Numbers Don’t Lie

The first and largest organized study of its kind, spearheaded by the Templeton World Charity Foundation by Rice University, Cambridge, reveals some rather interesting statistics about the number of religious scientists. The studies results seem to show that there may not be quite as many atheist scientists as previously believed and touted about around the internet. The public release by Rice University on December 3rd reports, “More than half of all scientists in India, Italy, Taiwan and Turkey self-identify as religious.” The principal investigator, Elaine Howard Ecklund explains “such patterns challenge longstanding assumptions about the irreligious character of scientists around the world.”

SEE ALSO: ” They Made Fun Of This Scientist For Believing In God. His Response? Completely Shuts Them Down.”
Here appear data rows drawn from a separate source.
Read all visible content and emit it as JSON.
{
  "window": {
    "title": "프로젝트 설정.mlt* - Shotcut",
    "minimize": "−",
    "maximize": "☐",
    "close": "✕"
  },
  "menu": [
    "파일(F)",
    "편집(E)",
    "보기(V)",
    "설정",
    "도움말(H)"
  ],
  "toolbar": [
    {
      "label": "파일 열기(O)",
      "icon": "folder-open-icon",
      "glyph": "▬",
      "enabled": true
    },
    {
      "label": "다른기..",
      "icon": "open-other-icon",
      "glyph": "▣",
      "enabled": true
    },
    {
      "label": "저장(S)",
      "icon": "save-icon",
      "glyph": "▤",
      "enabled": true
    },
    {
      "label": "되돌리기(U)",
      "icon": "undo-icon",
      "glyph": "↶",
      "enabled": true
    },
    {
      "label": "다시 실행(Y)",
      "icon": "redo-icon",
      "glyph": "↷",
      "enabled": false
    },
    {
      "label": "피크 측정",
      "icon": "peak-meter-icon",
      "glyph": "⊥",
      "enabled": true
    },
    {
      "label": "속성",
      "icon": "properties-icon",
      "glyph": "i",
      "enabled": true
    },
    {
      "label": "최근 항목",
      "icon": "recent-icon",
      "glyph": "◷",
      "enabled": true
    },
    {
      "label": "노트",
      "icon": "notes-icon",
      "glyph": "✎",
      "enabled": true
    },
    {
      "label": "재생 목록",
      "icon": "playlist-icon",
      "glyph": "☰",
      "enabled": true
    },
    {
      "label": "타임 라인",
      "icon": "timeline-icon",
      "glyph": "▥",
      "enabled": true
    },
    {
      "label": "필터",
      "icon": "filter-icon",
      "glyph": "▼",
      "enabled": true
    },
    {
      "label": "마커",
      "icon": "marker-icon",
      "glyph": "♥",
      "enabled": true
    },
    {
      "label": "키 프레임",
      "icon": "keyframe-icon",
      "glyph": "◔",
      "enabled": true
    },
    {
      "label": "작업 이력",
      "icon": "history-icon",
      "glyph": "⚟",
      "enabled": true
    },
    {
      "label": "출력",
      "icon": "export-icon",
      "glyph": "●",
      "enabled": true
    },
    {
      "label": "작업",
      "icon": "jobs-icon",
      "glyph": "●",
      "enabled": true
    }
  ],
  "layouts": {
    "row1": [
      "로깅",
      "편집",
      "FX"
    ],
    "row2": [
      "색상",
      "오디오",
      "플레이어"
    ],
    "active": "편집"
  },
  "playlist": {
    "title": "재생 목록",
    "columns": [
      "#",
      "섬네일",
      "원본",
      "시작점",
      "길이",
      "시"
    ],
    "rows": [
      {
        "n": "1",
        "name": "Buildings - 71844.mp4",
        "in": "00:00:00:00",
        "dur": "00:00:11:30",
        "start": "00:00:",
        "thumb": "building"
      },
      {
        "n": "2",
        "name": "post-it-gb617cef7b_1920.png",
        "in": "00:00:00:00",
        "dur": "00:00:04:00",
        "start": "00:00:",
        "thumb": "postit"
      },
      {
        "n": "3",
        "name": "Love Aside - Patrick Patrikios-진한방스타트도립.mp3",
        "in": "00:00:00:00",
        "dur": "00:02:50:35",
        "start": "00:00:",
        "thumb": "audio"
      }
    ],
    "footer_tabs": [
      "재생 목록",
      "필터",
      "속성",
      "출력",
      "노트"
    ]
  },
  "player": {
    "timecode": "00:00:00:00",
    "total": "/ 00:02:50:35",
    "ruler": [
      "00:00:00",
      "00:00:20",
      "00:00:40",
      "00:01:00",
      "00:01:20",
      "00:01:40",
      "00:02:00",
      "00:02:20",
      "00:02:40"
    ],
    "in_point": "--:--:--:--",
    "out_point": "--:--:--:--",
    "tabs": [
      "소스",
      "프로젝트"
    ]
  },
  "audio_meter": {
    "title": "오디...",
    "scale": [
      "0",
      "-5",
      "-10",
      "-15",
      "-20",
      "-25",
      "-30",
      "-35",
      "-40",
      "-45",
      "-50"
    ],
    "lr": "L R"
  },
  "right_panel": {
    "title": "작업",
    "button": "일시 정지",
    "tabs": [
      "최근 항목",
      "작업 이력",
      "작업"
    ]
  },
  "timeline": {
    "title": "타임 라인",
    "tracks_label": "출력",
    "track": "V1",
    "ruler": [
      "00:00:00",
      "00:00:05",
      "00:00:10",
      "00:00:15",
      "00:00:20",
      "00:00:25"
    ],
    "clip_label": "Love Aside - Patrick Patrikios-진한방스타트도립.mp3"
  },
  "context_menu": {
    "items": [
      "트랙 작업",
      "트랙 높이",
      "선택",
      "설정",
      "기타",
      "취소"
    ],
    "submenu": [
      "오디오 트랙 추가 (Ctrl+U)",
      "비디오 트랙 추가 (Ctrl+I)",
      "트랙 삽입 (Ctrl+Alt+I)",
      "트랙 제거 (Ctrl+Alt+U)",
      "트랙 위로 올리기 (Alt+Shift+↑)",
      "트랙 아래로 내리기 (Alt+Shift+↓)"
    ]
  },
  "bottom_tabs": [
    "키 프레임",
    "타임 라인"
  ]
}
Another popular concept swirling around has been that religion conflicts with science is anti-science, or impedes the execution of proper science, but again the study perceives it differently.

When asked about terms of conflict between religion and science, Ecklund noted that only a small minority of scientists in each regional context believe that science and religion are truly in conflict. In the U.K. – one of the most secular countries studied – only 32 percent of scientists characterized the science-faith interface as one of conflict. In the U.S., this number was only 29 percent. And 25 percent of Hong Kong scientists, 27 percent of Indian scientists and 23 percent of Taiwanese scientists believed science and religion can coexist and be used to help each other.

Press Release: Rice University

Article: Eureka Alert